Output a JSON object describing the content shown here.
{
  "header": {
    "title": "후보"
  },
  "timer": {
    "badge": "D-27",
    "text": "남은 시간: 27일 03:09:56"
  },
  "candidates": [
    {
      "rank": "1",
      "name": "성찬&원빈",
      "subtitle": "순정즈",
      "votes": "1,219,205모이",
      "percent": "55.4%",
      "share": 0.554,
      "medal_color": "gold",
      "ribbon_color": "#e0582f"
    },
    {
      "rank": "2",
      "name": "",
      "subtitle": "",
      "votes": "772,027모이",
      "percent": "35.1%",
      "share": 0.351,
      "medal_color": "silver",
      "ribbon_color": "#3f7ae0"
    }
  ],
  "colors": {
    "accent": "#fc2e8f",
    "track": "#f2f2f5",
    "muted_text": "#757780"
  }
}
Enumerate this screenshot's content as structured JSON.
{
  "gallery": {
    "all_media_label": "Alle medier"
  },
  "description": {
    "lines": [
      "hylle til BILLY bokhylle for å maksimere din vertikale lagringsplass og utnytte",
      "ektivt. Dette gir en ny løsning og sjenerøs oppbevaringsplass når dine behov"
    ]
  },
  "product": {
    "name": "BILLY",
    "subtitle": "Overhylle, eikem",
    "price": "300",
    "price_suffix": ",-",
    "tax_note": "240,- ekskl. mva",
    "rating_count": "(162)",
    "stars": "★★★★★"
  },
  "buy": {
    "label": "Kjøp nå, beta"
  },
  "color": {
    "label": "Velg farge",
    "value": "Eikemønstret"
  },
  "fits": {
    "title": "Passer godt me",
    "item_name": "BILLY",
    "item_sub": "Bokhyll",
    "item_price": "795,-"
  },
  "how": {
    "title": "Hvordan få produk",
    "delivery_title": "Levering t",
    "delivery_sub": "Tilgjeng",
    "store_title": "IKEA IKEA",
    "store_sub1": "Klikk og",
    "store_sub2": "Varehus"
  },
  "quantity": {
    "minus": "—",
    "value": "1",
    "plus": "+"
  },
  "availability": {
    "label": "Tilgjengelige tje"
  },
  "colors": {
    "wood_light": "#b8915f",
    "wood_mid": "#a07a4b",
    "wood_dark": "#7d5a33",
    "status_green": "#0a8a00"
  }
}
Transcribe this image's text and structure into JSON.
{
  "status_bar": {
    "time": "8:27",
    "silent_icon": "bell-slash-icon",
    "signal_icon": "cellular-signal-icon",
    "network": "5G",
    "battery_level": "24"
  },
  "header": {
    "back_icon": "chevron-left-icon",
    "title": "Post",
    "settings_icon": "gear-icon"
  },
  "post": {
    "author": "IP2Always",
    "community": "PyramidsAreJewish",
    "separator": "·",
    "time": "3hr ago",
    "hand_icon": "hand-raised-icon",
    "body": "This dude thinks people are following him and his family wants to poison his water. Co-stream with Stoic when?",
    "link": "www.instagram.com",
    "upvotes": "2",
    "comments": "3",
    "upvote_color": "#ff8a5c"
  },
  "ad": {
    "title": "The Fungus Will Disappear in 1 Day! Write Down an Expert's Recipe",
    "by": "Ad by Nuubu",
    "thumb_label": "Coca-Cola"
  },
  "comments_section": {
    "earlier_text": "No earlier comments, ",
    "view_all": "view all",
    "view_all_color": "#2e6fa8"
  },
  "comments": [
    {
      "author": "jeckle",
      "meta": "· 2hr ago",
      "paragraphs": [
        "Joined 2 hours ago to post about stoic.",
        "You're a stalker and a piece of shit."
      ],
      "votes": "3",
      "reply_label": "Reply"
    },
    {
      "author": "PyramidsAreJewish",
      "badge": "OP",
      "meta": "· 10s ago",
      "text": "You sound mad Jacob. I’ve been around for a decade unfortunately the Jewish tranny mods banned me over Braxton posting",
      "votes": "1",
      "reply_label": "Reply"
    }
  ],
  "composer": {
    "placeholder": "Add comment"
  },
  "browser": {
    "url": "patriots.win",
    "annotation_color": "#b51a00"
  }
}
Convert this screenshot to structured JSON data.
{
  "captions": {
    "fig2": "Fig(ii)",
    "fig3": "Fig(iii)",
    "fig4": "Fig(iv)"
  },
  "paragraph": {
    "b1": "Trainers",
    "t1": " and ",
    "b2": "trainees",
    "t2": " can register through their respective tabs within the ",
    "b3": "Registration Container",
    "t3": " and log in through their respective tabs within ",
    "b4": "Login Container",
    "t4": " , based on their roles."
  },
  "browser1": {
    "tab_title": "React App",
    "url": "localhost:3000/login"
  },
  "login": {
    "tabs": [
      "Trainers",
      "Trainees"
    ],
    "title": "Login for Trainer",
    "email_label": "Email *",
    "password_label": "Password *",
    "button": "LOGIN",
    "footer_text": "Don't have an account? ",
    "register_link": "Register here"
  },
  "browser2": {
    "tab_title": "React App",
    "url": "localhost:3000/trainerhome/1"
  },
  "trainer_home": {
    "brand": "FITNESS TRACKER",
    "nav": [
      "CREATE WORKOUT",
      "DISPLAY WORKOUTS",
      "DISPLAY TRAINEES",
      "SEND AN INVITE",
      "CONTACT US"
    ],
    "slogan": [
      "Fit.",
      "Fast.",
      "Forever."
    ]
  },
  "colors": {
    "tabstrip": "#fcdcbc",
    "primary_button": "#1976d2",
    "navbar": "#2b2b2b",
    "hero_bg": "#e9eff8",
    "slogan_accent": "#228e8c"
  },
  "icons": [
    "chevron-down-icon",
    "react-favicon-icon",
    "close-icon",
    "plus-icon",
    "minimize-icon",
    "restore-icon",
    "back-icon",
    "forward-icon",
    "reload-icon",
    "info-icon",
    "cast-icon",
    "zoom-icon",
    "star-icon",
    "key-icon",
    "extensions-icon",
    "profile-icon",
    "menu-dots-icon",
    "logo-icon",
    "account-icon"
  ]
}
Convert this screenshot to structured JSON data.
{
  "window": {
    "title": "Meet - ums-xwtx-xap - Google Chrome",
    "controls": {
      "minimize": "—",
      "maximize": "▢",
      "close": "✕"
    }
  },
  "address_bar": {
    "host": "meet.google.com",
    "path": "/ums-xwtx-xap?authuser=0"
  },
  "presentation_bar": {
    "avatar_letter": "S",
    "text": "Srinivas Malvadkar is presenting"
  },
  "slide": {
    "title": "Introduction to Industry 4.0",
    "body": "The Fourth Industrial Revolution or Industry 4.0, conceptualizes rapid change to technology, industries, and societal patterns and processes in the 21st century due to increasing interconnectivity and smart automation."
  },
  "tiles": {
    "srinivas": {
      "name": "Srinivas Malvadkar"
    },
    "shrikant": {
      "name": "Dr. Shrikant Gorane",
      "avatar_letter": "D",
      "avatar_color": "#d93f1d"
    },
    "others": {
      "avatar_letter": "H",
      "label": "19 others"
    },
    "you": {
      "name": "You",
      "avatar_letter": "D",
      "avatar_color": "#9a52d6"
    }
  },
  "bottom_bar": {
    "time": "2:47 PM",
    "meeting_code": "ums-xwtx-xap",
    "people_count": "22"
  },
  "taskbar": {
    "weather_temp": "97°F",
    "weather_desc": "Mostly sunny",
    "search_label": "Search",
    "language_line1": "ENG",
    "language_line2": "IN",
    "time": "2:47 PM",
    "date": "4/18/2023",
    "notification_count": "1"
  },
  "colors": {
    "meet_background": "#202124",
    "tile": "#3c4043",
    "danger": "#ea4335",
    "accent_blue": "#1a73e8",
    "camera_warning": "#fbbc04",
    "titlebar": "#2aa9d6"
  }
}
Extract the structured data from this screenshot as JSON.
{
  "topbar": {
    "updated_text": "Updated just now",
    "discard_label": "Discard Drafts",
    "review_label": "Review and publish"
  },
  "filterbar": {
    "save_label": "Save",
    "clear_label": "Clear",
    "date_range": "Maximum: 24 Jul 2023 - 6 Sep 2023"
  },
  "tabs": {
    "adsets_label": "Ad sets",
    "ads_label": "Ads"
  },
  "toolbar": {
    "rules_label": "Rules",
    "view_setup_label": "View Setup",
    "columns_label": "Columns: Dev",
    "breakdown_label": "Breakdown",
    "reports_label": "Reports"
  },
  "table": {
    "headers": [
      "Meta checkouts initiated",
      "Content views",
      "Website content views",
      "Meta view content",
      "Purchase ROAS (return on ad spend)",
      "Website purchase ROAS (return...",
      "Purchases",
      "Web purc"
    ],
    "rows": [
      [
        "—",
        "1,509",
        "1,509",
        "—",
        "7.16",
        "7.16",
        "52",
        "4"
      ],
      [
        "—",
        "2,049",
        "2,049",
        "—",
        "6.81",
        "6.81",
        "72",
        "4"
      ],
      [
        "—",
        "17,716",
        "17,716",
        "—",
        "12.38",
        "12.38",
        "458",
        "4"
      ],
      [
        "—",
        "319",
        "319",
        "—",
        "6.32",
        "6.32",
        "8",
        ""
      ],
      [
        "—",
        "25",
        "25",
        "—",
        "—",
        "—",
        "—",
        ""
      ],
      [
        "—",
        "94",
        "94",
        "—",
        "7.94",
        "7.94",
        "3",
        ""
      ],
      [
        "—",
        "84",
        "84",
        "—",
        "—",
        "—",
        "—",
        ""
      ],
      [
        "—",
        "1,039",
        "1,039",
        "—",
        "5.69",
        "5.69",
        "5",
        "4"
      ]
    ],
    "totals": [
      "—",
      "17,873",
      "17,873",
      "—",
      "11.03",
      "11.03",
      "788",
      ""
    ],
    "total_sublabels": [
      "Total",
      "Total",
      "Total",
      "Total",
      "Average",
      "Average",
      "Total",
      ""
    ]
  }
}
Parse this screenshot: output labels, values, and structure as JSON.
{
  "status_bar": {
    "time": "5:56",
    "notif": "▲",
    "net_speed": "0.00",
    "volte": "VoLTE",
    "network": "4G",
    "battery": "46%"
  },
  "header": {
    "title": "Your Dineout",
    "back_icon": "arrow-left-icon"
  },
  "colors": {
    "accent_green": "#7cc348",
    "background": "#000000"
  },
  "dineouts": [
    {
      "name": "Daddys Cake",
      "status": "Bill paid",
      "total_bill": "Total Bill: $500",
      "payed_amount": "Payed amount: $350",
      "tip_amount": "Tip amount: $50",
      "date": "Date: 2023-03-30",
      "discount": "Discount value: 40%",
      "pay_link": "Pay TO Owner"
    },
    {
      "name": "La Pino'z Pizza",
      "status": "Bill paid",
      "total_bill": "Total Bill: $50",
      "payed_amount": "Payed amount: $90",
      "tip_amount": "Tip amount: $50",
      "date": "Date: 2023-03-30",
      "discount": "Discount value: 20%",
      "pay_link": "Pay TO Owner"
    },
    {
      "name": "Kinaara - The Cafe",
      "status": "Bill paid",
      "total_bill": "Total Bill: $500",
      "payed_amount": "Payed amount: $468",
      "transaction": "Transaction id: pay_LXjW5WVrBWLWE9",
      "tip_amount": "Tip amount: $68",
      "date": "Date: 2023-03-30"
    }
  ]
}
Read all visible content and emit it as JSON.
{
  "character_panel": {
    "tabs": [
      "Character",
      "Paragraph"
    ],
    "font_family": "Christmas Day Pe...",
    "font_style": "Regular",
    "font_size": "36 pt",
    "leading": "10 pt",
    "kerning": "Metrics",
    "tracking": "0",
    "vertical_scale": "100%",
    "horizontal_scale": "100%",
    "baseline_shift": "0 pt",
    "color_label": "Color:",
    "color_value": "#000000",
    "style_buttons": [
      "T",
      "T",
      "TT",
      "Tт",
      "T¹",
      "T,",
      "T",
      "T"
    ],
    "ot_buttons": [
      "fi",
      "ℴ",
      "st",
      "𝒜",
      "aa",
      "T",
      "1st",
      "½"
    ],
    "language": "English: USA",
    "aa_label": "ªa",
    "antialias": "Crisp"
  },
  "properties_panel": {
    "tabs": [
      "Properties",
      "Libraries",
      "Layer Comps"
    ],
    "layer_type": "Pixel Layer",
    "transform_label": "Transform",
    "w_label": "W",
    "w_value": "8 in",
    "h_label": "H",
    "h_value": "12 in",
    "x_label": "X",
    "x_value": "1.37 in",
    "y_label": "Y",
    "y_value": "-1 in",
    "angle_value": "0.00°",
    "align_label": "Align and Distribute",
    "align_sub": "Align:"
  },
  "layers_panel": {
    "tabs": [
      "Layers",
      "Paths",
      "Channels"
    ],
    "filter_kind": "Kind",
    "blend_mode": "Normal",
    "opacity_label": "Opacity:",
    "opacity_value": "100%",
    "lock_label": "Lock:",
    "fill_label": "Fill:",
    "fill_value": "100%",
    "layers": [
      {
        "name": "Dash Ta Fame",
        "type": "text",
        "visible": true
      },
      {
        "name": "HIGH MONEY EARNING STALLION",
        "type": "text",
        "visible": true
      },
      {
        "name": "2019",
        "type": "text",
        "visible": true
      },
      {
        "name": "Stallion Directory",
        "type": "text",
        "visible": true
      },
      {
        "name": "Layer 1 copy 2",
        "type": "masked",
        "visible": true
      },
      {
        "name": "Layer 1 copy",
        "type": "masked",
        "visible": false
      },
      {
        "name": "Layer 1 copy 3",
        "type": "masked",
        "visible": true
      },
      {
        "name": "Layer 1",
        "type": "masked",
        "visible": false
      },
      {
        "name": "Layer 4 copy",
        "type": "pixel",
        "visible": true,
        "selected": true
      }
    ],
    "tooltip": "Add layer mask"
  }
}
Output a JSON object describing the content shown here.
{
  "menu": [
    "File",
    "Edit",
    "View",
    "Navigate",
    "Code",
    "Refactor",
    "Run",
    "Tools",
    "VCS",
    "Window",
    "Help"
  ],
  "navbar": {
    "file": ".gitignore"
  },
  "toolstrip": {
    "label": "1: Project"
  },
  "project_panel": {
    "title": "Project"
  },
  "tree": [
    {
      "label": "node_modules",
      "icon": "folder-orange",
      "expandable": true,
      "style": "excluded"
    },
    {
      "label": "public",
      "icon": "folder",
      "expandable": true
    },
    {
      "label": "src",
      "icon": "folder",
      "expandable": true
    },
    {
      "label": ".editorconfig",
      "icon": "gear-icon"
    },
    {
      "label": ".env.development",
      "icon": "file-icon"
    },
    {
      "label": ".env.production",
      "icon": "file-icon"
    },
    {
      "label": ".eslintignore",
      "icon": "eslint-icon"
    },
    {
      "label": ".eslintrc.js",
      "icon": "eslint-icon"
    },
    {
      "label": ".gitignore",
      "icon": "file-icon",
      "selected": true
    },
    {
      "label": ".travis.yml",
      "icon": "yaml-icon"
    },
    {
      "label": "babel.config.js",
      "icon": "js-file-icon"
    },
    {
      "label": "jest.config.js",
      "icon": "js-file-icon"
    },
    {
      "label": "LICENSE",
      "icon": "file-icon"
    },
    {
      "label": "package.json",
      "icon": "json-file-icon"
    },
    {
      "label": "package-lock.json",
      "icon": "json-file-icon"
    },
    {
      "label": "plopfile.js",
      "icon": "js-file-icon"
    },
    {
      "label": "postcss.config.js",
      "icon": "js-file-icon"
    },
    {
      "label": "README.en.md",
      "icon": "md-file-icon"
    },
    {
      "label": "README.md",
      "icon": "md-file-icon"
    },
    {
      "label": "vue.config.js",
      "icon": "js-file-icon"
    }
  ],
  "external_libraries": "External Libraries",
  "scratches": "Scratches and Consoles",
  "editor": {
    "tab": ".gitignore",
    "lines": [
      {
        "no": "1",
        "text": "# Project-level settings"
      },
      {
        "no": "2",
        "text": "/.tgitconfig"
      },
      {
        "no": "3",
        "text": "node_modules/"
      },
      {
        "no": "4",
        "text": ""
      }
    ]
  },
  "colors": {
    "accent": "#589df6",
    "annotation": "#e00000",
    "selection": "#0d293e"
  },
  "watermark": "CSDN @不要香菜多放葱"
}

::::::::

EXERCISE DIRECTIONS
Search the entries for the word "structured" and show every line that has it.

EXERCISE SOLUTION
Enumerate this screenshot's content as structured JSON.
Convert this screenshot to structured JSON data.
Convert this screenshot to structured JSON data.
Extract the structured data from this screenshot as JSON.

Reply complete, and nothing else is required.